Board Certified in Labor & Employment Law, Past Chair of the ABA RPTE Employee Benefit & Other Compensation Arrangements Group, Co-Chair and Past Chair of the ABA RPTE Welfare Plan Committee, Vice Chair of the ABA TIPS Employee Benefit Plans Committee, an ABA Joint Committee On Employee Benefits Council representative, Past Chair of the ABA Health Law Section Managed Care & Insurance Section, a Fellow in the American College of Employee Benefit Counsel, ABA, and State Bar of Texas, Ms. Stamer has more than 25 years’ experience advising health plan and employee benefit, insurance, financial services, employer and health industry clients about these and other matters.
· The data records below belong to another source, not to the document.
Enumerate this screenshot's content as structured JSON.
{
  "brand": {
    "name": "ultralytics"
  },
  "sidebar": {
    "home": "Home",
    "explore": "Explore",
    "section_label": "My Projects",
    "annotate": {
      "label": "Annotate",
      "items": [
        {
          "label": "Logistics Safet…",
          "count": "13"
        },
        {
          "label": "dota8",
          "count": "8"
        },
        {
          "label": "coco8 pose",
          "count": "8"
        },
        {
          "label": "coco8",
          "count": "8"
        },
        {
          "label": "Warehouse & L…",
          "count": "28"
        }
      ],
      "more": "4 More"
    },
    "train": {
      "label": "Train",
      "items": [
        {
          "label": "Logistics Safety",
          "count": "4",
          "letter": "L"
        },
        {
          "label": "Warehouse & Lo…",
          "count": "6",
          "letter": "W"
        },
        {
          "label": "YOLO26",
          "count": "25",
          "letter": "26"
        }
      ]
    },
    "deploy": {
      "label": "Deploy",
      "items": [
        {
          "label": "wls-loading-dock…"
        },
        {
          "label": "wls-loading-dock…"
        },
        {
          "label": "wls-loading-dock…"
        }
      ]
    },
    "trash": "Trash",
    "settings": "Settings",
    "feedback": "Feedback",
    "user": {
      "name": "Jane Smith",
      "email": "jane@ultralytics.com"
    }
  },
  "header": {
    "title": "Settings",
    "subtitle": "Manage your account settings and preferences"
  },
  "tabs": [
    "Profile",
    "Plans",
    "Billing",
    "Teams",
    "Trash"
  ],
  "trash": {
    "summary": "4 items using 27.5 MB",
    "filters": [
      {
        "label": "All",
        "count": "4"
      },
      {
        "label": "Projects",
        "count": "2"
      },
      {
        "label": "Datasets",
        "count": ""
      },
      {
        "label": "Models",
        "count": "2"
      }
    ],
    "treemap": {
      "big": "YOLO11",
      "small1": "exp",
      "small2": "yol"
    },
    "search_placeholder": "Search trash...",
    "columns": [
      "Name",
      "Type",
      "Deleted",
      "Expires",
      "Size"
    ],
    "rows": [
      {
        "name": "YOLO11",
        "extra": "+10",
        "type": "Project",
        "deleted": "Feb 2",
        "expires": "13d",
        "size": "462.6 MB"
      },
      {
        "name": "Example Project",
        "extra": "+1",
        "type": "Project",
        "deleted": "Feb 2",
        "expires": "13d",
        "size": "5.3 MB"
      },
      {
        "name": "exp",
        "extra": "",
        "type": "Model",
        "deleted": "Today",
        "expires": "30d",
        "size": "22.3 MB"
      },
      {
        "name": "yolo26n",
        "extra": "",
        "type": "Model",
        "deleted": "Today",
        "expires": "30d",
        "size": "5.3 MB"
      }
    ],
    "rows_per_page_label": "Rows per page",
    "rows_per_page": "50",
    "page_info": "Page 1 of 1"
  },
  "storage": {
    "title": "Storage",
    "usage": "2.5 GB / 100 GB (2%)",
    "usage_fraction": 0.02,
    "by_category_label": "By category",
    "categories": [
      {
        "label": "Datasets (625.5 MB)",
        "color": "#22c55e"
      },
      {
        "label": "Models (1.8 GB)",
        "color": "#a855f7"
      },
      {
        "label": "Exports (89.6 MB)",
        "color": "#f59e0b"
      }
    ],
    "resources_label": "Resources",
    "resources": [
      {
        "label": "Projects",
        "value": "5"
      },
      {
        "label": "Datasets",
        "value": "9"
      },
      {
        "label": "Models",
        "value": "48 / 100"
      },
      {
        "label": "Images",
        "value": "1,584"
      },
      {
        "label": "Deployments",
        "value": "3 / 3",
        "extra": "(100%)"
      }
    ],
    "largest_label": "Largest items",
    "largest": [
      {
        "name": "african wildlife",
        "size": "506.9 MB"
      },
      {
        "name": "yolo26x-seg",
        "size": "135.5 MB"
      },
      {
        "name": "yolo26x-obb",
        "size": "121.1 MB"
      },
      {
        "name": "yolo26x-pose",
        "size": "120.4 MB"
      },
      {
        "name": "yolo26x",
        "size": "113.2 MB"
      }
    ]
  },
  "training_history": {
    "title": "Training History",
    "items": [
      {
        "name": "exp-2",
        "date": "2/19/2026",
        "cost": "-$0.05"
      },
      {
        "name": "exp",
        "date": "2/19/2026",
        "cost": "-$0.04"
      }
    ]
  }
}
Ms. Stamer has extensive experience advising and assisting health plans and insurers about ACA, and a wide range of other plan design, administration, data security and privacy and other compliance risk management policies.  Ms. Stamer also regularly represents clients and works with Congress and state legislatures, EBSA, IRS, EEOC, OCR and other HHS agencies, state insurance and other regulators, and others.   She also publishes and speaks extensively on health and other employee benefit plan and insurance, staffing and human resources, compensation and benefits, technology, public policy, privacy, regulatory and public policy and other operations and risk management concerns. Her publications and insights appear in the Health Care Compliance Association, Atlantic Information Service, Bureau of National Affairs, World At Work, The Wall Street Journal, Business Insurance, the Dallas Morning News, Modern Health Care, Managed Healthcare, Health Leaders, and a many other national and local publications.

You can review other recent human resources, employee benefits and internal controls publications and resources and additional information about the employment, employee benefits and other experience of the Cynthia Marcotte Stamer here. If you or someone else you know would like to receive future updates about developments on these and other concerns, please be sure that we have your current contact information – including your preferred e-mail – by creating or updating your profile at or by registering to receive these and other updates here.  Recent examples of these updates include:

NOTE:  This article is provided for educational purposes.  It is does not provide legal advice, establish any attorney-client relationship or provide or serve as a substitute for legal advice to any individual or organization.  Readers must engage properly qualified legal counsel to secure legal advice about the rules discussed in light of specific circumstances.ANY STATEMENTS CONTAINED HEREIN ARE NOT INTENDED OR WRITTEN BY THE WRITER TO BE USED, AND NOTHING CONTAINED HEREIN CAN BE USED BY YOU OR ANY OTHER PERSON, FOR THE PURPOSE OF (1) AVOIDING PENALTIES THAT MAY BE IMPOSED UNDER FEDERAL TAX LAW, or (2) PROMOTING, MARKETING OR RECOMMENDING TO ANOTHER PARTY ANY TAX-RELATED TRANSACTION OR MATTER ADDRESSED HEREIN.  ©2015 Cynthia Marcotte Stamer, P.C. Non-exclusive license to republish granted to Solutions Law Press.  All other rights reserved.